Meltdowns are a fact of life when you live with a child with Autism. Meltdowns can be violent, including biting, kicking and screaming. Meltdowns can be very emotional, including crying, extreme sadness and actually "melting" to the floor. There are some things a parent can do in the moment, after the meltdown and in the future to to try to avoid the same situations.
First, some things that cause meltdowns:
Being tired or hungry
Changes in routine
Feeling out of control
Remember that a hideous disease has control of your child at that moment. The child certainly does not want to be in this situation. Try to remain calm and keep your child safe. Be ready to love them in any way they will allow after the meltdown is over.
Evaluating the meltdown can help the parent in the future. If your child has a meltdown over being tired or hungry, plan breaks and snacks during a long day. When you know the routine will be different, prepare your child by talking about the change in routine, use a dayplanner or pictures to explain in great detail how it will change and what is expected of the child. This is more difficult when routines change unexpectedly, things that will help will covered in a future article.
Other people many times cause meltdowns without meaning to. One memorable meltdown my son had was caused by a cashier at a bookstore.

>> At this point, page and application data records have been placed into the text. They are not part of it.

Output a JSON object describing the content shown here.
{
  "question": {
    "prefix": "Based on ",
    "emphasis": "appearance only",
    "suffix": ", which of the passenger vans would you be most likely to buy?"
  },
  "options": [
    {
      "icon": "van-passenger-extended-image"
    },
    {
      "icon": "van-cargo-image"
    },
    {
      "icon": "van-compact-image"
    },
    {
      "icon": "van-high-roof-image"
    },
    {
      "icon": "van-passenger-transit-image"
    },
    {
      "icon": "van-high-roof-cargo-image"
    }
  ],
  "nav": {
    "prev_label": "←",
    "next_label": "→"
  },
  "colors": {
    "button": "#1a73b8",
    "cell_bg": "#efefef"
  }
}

She asked if he wanted his book in a bag and he said no. She put it in the bag anyway and the meltdown began. He felt out of control, he got emotional and began a melt to floor type of meltdown. I explained that he could take the book out of the bag and give it back to her. It didn't completely stop the meltdown, but it did put him back in control.